- [Dataset content]
.....
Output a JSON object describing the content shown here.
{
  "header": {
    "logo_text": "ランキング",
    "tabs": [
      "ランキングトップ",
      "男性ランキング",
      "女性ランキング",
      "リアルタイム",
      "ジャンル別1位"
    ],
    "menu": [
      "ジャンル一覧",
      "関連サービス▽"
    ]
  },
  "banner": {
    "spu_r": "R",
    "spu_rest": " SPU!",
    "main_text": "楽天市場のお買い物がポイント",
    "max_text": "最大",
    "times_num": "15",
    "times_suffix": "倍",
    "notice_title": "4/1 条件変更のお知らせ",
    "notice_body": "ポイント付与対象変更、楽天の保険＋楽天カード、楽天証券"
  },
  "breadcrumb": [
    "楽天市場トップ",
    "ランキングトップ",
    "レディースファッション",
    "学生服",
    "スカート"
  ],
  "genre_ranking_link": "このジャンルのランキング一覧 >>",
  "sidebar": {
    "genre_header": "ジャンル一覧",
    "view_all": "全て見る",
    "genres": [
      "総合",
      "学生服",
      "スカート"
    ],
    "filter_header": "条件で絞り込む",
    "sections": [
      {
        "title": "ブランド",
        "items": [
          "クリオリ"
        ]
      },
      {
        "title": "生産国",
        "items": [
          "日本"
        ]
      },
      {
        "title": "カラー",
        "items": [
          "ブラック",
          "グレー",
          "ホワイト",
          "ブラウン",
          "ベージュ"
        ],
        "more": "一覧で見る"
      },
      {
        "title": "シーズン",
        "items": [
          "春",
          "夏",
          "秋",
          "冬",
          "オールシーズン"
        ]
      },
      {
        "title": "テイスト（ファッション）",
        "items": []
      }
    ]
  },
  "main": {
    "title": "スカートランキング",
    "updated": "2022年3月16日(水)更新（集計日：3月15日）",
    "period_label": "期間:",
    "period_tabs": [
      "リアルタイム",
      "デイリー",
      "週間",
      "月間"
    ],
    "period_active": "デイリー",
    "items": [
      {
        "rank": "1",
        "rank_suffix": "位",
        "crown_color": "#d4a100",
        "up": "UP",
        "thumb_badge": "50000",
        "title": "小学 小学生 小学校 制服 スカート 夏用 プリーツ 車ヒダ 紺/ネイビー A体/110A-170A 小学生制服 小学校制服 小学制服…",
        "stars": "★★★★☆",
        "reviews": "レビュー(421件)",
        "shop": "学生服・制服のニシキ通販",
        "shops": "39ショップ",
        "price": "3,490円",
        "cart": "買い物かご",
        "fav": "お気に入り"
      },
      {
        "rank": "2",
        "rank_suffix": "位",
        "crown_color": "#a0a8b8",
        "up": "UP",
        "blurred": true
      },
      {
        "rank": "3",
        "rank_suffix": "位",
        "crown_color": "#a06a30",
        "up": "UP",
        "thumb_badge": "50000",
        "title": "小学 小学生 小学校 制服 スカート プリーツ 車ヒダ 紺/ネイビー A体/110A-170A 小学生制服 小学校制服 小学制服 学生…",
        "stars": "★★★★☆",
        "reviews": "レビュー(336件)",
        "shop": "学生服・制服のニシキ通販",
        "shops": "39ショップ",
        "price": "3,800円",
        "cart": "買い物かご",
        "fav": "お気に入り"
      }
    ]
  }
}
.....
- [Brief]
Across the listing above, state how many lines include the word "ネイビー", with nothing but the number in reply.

- [Solution for this problem]
2